[Website and app data records]
***

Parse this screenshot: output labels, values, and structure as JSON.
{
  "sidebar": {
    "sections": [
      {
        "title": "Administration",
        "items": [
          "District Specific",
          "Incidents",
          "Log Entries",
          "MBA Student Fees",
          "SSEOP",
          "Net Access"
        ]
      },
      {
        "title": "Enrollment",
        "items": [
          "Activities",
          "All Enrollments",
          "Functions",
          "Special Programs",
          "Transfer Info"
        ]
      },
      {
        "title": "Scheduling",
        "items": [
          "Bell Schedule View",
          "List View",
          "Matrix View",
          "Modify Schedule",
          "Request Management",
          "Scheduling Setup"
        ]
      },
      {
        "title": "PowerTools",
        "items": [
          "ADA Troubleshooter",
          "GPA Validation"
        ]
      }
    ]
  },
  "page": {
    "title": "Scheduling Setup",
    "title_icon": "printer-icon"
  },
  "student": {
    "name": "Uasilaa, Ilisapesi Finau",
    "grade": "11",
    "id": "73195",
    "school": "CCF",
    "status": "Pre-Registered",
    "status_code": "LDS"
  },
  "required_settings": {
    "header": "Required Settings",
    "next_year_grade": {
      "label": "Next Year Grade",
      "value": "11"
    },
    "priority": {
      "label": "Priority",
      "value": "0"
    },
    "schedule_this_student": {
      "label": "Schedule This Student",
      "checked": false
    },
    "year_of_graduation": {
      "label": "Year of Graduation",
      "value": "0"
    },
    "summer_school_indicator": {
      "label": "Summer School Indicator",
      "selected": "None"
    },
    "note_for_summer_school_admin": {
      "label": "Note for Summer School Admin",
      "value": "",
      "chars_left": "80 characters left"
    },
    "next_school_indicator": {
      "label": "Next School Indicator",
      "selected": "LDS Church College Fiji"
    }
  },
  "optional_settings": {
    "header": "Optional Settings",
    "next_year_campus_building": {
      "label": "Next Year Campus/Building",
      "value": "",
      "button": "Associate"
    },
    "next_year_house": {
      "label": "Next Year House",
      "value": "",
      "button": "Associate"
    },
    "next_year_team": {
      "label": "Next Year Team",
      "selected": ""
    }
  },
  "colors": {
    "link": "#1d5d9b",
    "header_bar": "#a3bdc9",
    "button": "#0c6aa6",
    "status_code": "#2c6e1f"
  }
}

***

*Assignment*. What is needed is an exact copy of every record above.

*Solution below*.
Parse this screenshot: output labels, values, and structure as JSON.
{
  "sidebar": {
    "sections": [
      {
        "title": "Administration",
        "items": [
          "District Specific",
          "Incidents",
          "Log Entries",
          "MBA Student Fees",
          "SSEOP",
          "Net Access"
        ]
      },
      {
        "title": "Enrollment",
        "items": [
          "Activities",
          "All Enrollments",
          "Functions",
          "Special Programs",
          "Transfer Info"
        ]
      },
      {
        "title": "Scheduling",
        "items": [
          "Bell Schedule View",
          "List View",
          "Matrix View",
          "Modify Schedule",
          "Request Management",
          "Scheduling Setup"
        ]
      },
      {
        "title": "PowerTools",
        "items": [
          "ADA Troubleshooter",
          "GPA Validation"
        ]
      }
    ]
  },
  "page": {
    "title": "Scheduling Setup",
    "title_icon": "printer-icon"
  },
  "student": {
    "name": "Uasilaa, Ilisapesi Finau",
    "grade": "11",
    "id": "73195",
    "school": "CCF",
    "status": "Pre-Registered",
    "status_code": "LDS"
  },
  "required_settings": {
    "header": "Required Settings",
    "next_year_grade": {
      "label": "Next Year Grade",
      "value": "11"
    },
    "priority": {
      "label": "Priority",
      "value": "0"
    },
    "schedule_this_student": {
      "label": "Schedule This Student",
      "checked": false
    },
    "year_of_graduation": {
      "label": "Year of Graduation",
      "value": "0"
    },
    "summer_school_indicator": {
      "label": "Summer School Indicator",
      "selected": "None"
    },
    "note_for_summer_school_admin": {
      "label": "Note for Summer School Admin",
      "value": "",
      "chars_left": "80 characters left"
    },
    "next_school_indicator": {
      "label": "Next School Indicator",
      "selected": "LDS Church College Fiji"
    }
  },
  "optional_settings": {
    "header": "Optional Settings",
    "next_year_campus_building": {
      "label": "Next Year Campus/Building",
      "value": "",
      "button": "Associate"
    },
    "next_year_house": {
      "label": "Next Year House",
      "value": "",
      "button": "Associate"
    },
    "next_year_team": {
      "label": "Next Year Team",
      "selected": ""
    }
  },
  "colors": {
    "link": "#1d5d9b",
    "header_bar": "#a3bdc9",
    "button": "#0c6aa6",
    "status_code": "#2c6e1f"
  }
}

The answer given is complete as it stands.